Normally our reports are written when a particular seasonal activity has been completed but in this case with this not having been possible the task has been described up to the point of interruption. Hopefully when the restrictions are eased further we can resume the precautions we were previously taking and return to site to complete the work.
We began the task at this site in January. The weather had been extremely wet for several months and the ground was waterlogged in many places. This made working difficult. Many volunteers attended despite the conditions and a lot of brush clearance and renovation work was completed.
The aim was to complete this activity before spring to give the spring flowers clear space to flourish and bloom. It took many weeks to remove the brush and a lot of volunteer effort to rake and pile up the cuttings. This was finally completed and piles of debris were locally stacked all around the site. We were in the process of transporting these piles to a central stack at the rear of the site where they would be burnt. Unfortunately ‘lockdown’ occurred before we could complete the process by the end of March so the site was left with many piles remaining.
Local people close to the site reported that the bluebells and other flowers that emerged later in the cleared ground looked wonderful despite the heaps we had left. We unfortunately missed the display this year due to our enforced absence but the safety of members is more important.
The work progressed over several months so the following pictures will record the people who regularly attended and work achieved.
The brush was progressively cleared.
The raking of cuttings began.
Teams of volunteers tackled the task.
The result at the end of each session was clear to see with the piles of debris stacked tidily for later removal.
The work was continued weekly.
The collective effort began to yield results.
We are very grateful to the dedication and enthusiasm of the volunteers and especially to the young woman pictured above on the left, who often travelled from Hove to Hassocks by train to join us.

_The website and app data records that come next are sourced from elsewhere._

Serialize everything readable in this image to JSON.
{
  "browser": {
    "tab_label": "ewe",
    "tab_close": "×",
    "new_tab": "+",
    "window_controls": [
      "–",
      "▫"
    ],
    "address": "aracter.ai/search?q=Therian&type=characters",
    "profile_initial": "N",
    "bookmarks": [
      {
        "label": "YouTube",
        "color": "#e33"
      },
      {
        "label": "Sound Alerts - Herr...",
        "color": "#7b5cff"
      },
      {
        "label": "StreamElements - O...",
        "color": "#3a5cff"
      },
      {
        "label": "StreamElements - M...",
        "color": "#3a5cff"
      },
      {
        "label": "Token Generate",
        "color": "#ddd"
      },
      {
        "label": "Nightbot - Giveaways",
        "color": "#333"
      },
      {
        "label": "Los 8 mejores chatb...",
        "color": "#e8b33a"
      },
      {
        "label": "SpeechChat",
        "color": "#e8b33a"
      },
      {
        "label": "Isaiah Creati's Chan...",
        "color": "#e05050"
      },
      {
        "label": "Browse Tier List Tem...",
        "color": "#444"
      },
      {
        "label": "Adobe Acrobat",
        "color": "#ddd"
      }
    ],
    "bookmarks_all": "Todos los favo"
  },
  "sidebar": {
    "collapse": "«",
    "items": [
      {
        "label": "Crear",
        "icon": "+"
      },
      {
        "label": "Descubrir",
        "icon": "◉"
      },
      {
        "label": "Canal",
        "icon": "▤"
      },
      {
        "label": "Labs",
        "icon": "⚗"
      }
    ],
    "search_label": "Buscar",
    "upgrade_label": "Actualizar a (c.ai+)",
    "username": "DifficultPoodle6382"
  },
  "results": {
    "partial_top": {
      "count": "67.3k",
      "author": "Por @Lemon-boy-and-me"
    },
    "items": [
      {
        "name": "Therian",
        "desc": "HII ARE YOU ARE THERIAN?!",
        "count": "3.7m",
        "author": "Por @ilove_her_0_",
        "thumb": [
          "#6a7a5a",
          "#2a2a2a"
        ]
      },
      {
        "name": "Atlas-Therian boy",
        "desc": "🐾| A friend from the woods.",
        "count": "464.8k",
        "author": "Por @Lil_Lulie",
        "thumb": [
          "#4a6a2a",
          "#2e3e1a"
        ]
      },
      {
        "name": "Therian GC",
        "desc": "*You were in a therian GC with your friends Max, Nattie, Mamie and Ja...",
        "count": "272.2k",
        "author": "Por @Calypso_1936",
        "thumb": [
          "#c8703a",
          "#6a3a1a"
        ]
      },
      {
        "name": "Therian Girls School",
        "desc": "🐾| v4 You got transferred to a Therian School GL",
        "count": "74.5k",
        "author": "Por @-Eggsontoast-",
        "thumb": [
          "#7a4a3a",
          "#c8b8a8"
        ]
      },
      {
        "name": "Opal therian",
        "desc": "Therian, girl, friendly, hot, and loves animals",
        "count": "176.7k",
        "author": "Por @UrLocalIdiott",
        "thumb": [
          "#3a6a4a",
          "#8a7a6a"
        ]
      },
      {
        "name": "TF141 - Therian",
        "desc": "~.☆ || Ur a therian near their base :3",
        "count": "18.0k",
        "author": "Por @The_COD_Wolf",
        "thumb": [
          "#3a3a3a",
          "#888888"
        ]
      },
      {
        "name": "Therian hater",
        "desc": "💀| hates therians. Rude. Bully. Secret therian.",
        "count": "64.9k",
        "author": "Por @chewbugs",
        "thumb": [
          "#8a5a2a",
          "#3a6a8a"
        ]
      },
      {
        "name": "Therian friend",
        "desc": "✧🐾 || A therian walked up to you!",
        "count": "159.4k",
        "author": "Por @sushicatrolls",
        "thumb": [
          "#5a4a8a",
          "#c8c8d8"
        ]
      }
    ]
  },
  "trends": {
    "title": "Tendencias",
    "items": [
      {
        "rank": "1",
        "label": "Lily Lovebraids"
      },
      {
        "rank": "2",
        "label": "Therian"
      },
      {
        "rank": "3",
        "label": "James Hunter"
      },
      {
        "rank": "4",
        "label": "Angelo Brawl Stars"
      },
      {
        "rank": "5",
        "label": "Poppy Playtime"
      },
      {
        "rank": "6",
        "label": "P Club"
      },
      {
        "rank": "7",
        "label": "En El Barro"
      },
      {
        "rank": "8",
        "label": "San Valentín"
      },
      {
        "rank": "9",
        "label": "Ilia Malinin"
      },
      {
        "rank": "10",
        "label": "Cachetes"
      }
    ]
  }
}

Two of our volunteers taking a well-earned break.
The meadow area was also tackled.
Despite the hard work our helpers always appeared happy knowing that their effort was benefiting nature.
In the open air and the sunshine most found the experience rewarding.
All worked extremely hard until the coronavirus lockdown when we were forced to discontinue our activities.
The clearance and raking had been completed but the piles remained in position as we had been unable to dispose of them.
However, the site today shows the results of our effort with new growth abounding.
Hopefully when the virus pandemic subsides and it is once again safe to resume our activities, we will return to finish our work and to plant the wildflower plugs that Hassocks Parish Council, at our request, kindly purchased for us to enrich the meadow.